Working from home – the pros and cons

by 15 May 2007

Q. I am considering working from home, and would like to present this to my employer giving a balanced view of the pros and cons. From the experiences of your candidates and clients, what information can you provide me?

A. There is definitely increasing pressure these days for employers to offer the option of working from home. Overall, it is not as popular as we had expected it would become by now.

More employers are building these practices into their infrastructures although you are right to consider the pros and cons. There are advantages and disadvantages for both parties. For instance, in the case of employees, the advantages are fairly obvious in creating work life balance and dictating your own hours of work.

The disadvantages are perhaps more subtle, and have become clearer over time. Not all employees actually respond well to working at home: you may miss the motivation and team ethos of an office based job. This isolation can have a really detrimental effect if there is a significant creative element in the role, or currency with other projects. Another problem is that you may end up working longer hours. Finally, training or picking things up from colleagues and mentoring are taken for granted and missed when working remotely.

There are also a number of advantages for employers. Pressure on space and facilities has increased. The cost of housing an employee can be prohibitive and working from home is one way past this problem. Other issues include accommodating mothers returning to work. As we all know, childcare is expensive and it can be difficult for some mothers to justify returning to work given the cost of care. By offering telecommuting, employers can retain the knowledge and intellectual property held by these employees and utilise their talent productively, increasing loyalty and reducing staff turnover.

Disadvantages include the cost of set up which may be prohibitive.

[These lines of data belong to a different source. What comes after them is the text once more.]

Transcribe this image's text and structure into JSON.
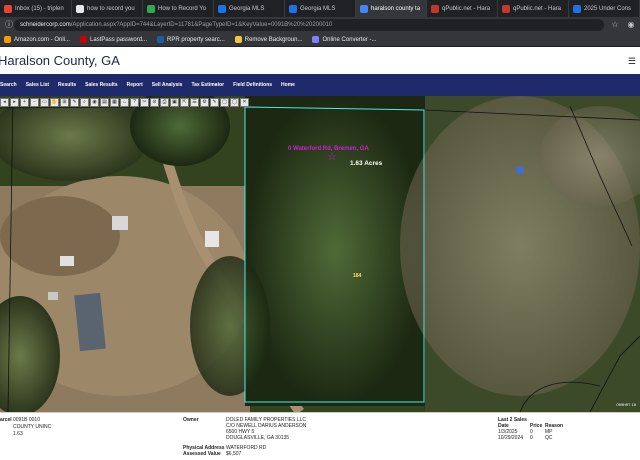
{
  "browser": {
    "tabs": [
      {
        "label": "Inbox (15) - triplen",
        "color": "#ea4335",
        "active": false
      },
      {
        "label": "how to record you",
        "color": "#e8e8e8",
        "active": false
      },
      {
        "label": "How to Record Yo",
        "color": "#34a853",
        "active": false
      },
      {
        "label": "Georgia MLS",
        "color": "#1a73e8",
        "active": false
      },
      {
        "label": "Georgia MLS",
        "color": "#1a73e8",
        "active": false
      },
      {
        "label": "haralson county ta",
        "color": "#4285f4",
        "active": true
      },
      {
        "label": "qPublic.net - Hara",
        "color": "#c0392b",
        "active": false
      },
      {
        "label": "qPublic.net - Hara",
        "color": "#c0392b",
        "active": false
      },
      {
        "label": "2025 Under Cons",
        "color": "#1a73e8",
        "active": false
      }
    ],
    "url_host": "schneidercorp.com",
    "url_path": "/Application.aspx?AppID=744&LayerID=11781&PageTypeID=1&KeyValue=0091B%20%20200010",
    "bookmarks": [
      {
        "label": "Amazon.com - Onli...",
        "color": "#ff9900"
      },
      {
        "label": "LastPass password...",
        "color": "#cc0000"
      },
      {
        "label": "RPR property searc...",
        "color": "#1a5fa6"
      },
      {
        "label": "Remove Backgroun...",
        "color": "#f6c445"
      },
      {
        "label": "Online Converter -...",
        "color": "#7f7fff"
      }
    ]
  },
  "site": {
    "title": "Haralson County, GA",
    "nav": [
      "Search",
      "Sales List",
      "Results",
      "Sales Results",
      "Report",
      "Sell Analysis",
      "Tax Estimator",
      "Field Definitions",
      "Home"
    ]
  },
  "map": {
    "tools": [
      "◂",
      "▸",
      "+",
      "−",
      "▭",
      "✋",
      "⊞",
      "✎",
      "⌕",
      "◉",
      "▤",
      "▦",
      "⌂",
      "?",
      "✂",
      "⊘",
      "⎙",
      "▣",
      "⇱",
      "☰",
      "⚙",
      "✎",
      "▢",
      "◯",
      "✕"
    ],
    "parcel_label": "0 Waterford Rd, Bremen, GA",
    "acres": "1.63 Acres",
    "parcel_number": "184",
    "corner_id": "099H97 18"
  },
  "details": {
    "parcel_label": "arcel",
    "parcel_id": "0091B 0010",
    "district": "COUNTY UNINC",
    "acres": "1.63",
    "owner_label": "Owner",
    "owner_lines": [
      "DOLED FAMILY PROPERTIES LLC",
      "C/O NEWELL DARIUS ANDERSON",
      "6500 HWY 5",
      "DOUGLASVILLE, GA 30135"
    ],
    "phys_addr_label": "Physical Address",
    "phys_addr": "WATERFORD RD",
    "assessed_label": "Assessed Value",
    "assessed_value": "$6,507",
    "sales_title": "Last 2 Sales",
    "sales_headers": [
      "Date",
      "Price",
      "Reason"
    ],
    "sales": [
      [
        "1/3/2025",
        "0",
        "MP"
      ],
      [
        "10/29/2024",
        "0",
        "QC"
      ]
    ]
  }
}
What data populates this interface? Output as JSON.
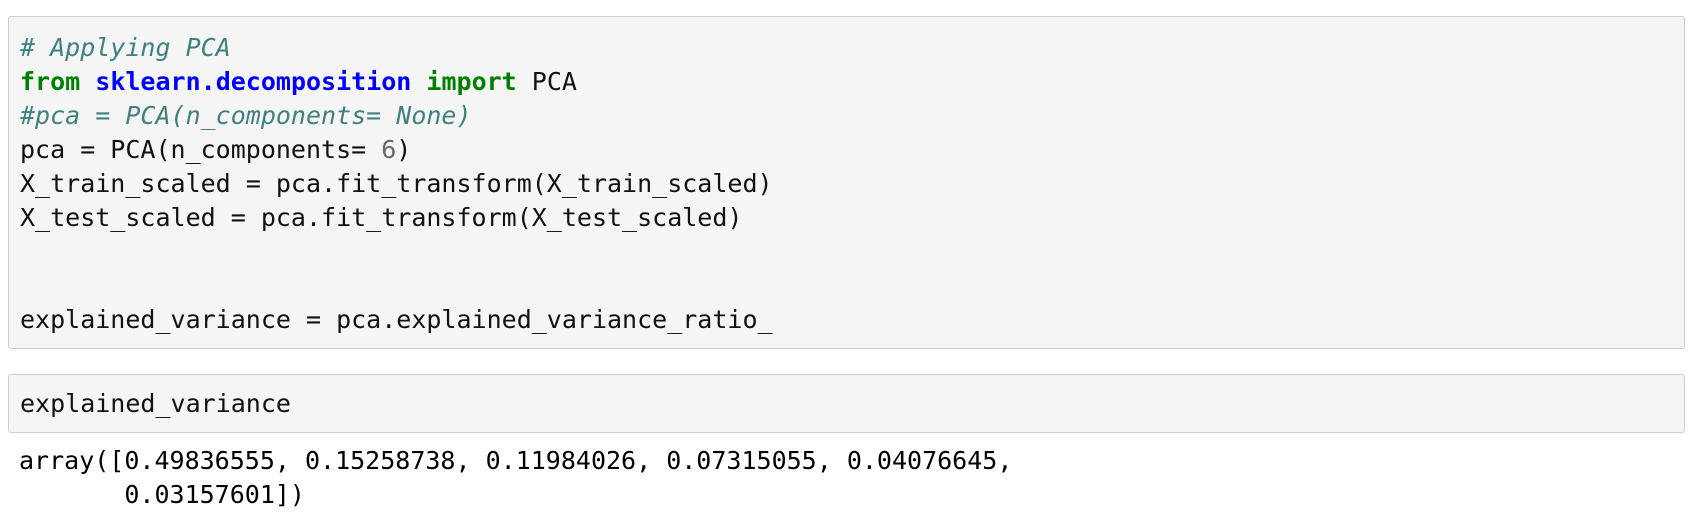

Not everyone has a PC at home that is sufficient to do the work required, so the employer may need to invest in equipment. Does the employer want that equipment off the premises? If the employee is sick or on leave it is redundant and cannot be used by another employee. How would documents be printed?

There are also fairly major security issues to consider if network access is needed. Although firewalls are becoming more sophisticated, such protection is needed at every point of entry into a network to truly guard against computer fraud, and that level of security is not cheap to implement.

It should also be highlighted to your employer that they have a duty of care to ensure that your workplace is safe. If you are to work from home, they may want to undertake an OHS workplace inspection to ensure your safety.

Considering the emphasis on company culture these days, the less tangible disadvantage is that companies rely on employees to drive and impart the culture of the operation and this is potentially lost when an employee is offsite. These issues can be overcome, but it is a case of making sure all the bases are covered and the best solutions are developed for your particular requirements.

The major issues that need to be considered by employers before implementing this kind of structure are:

• Tasks are picked carefully.

• Pick the people carefully. Go for those individuals you know will be able to be self-sufficient and manage themselves well.

• Try to evaluate all the risks and measure them up against the benefits. Trial it as a pilot with one or two employees before you get the whole company involved.

By Nicole Isaacs, regional director, Hays Human Resources